---------- Supplied information
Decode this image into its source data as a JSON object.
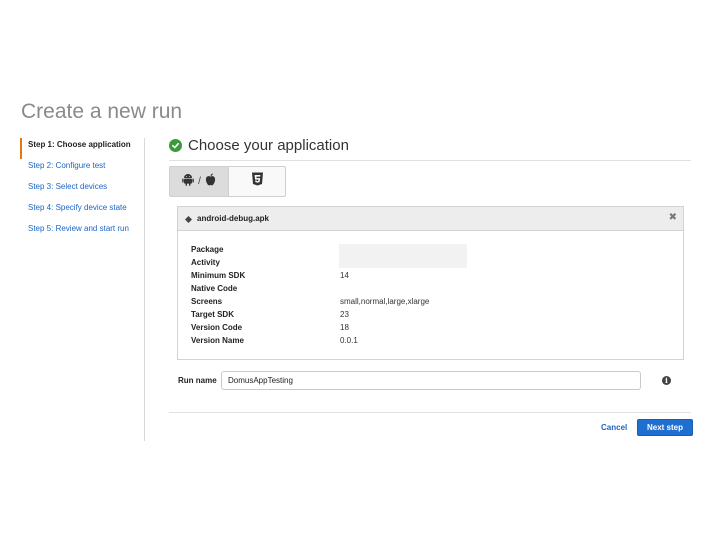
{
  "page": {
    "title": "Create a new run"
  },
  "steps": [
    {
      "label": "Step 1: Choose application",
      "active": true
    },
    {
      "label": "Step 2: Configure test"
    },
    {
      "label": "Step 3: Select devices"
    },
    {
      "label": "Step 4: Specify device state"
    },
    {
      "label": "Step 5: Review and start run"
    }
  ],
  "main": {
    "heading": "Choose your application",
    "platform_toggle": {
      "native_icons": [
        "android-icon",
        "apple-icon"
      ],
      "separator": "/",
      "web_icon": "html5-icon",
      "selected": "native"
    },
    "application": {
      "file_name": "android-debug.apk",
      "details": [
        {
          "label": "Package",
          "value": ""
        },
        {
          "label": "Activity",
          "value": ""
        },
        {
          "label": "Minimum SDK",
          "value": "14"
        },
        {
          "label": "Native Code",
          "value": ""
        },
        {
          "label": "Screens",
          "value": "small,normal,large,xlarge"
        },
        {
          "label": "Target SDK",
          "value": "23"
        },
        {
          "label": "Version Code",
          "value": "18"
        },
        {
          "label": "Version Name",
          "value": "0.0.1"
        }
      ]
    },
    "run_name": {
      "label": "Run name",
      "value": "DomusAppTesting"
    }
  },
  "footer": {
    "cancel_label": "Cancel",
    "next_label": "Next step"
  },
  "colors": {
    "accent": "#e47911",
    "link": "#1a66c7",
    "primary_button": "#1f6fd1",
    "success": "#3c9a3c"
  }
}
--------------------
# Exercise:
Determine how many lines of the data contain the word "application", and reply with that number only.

# Result of this exercise:
3